== TASK DETAILS ==
Please write the following entries out once more, exactly.

== LISTED RECORDS ==
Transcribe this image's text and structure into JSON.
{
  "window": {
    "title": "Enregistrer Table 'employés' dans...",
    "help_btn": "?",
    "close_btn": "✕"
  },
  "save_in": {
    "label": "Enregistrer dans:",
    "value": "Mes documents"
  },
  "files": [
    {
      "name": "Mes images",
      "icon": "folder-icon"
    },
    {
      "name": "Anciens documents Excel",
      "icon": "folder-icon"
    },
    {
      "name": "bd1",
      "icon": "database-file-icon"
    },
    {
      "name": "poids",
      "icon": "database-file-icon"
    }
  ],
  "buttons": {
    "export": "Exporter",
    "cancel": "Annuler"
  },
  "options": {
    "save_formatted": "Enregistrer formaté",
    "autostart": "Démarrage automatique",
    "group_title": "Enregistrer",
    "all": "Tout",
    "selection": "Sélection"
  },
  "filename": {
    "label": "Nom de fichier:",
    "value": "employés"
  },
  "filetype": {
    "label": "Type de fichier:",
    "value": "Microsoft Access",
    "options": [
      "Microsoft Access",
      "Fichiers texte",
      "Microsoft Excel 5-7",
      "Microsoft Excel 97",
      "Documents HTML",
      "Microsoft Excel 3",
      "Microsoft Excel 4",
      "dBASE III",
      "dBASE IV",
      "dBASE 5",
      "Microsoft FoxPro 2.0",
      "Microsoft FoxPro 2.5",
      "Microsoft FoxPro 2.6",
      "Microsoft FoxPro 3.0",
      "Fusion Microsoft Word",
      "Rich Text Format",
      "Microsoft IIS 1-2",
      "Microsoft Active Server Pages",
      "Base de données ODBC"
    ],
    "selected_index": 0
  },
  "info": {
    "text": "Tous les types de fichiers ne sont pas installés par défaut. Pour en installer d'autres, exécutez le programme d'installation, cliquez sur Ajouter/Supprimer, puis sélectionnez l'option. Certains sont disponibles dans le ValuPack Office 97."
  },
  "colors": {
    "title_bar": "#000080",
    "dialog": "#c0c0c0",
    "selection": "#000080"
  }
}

== COMPLETED EXERCISE ==
Transcribe this image's text and structure into JSON.
{
  "window": {
    "title": "Enregistrer Table 'employés' dans...",
    "help_btn": "?",
    "close_btn": "✕"
  },
  "save_in": {
    "label": "Enregistrer dans:",
    "value": "Mes documents"
  },
  "files": [
    {
      "name": "Mes images",
      "icon": "folder-icon"
    },
    {
      "name": "Anciens documents Excel",
      "icon": "folder-icon"
    },
    {
      "name": "bd1",
      "icon": "database-file-icon"
    },
    {
      "name": "poids",
      "icon": "database-file-icon"
    }
  ],
  "buttons": {
    "export": "Exporter",
    "cancel": "Annuler"
  },
  "options": {
    "save_formatted": "Enregistrer formaté",
    "autostart": "Démarrage automatique",
    "group_title": "Enregistrer",
    "all": "Tout",
    "selection": "Sélection"
  },
  "filename": {
    "label": "Nom de fichier:",
    "value": "employés"
  },
  "filetype": {
    "label": "Type de fichier:",
    "value": "Microsoft Access",
    "options": [
      "Microsoft Access",
      "Fichiers texte",
      "Microsoft Excel 5-7",
      "Microsoft Excel 97",
      "Documents HTML",
      "Microsoft Excel 3",
      "Microsoft Excel 4",
      "dBASE III",
      "dBASE IV",
      "dBASE 5",
      "Microsoft FoxPro 2.0",
      "Microsoft FoxPro 2.5",
      "Microsoft FoxPro 2.6",
      "Microsoft FoxPro 3.0",
      "Fusion Microsoft Word",
      "Rich Text Format",
      "Microsoft IIS 1-2",
      "Microsoft Active Server Pages",
      "Base de données ODBC"
    ],
    "selected_index": 0
  },
  "info": {
    "text": "Tous les types de fichiers ne sont pas installés par défaut. Pour en installer d'autres, exécutez le programme d'installation, cliquez sur Ajouter/Supprimer, puis sélectionnez l'option. Certains sont disponibles dans le ValuPack Office 97."
  },
  "colors": {
    "title_bar": "#000080",
    "dialog": "#c0c0c0",
    "selection": "#000080"
  }
}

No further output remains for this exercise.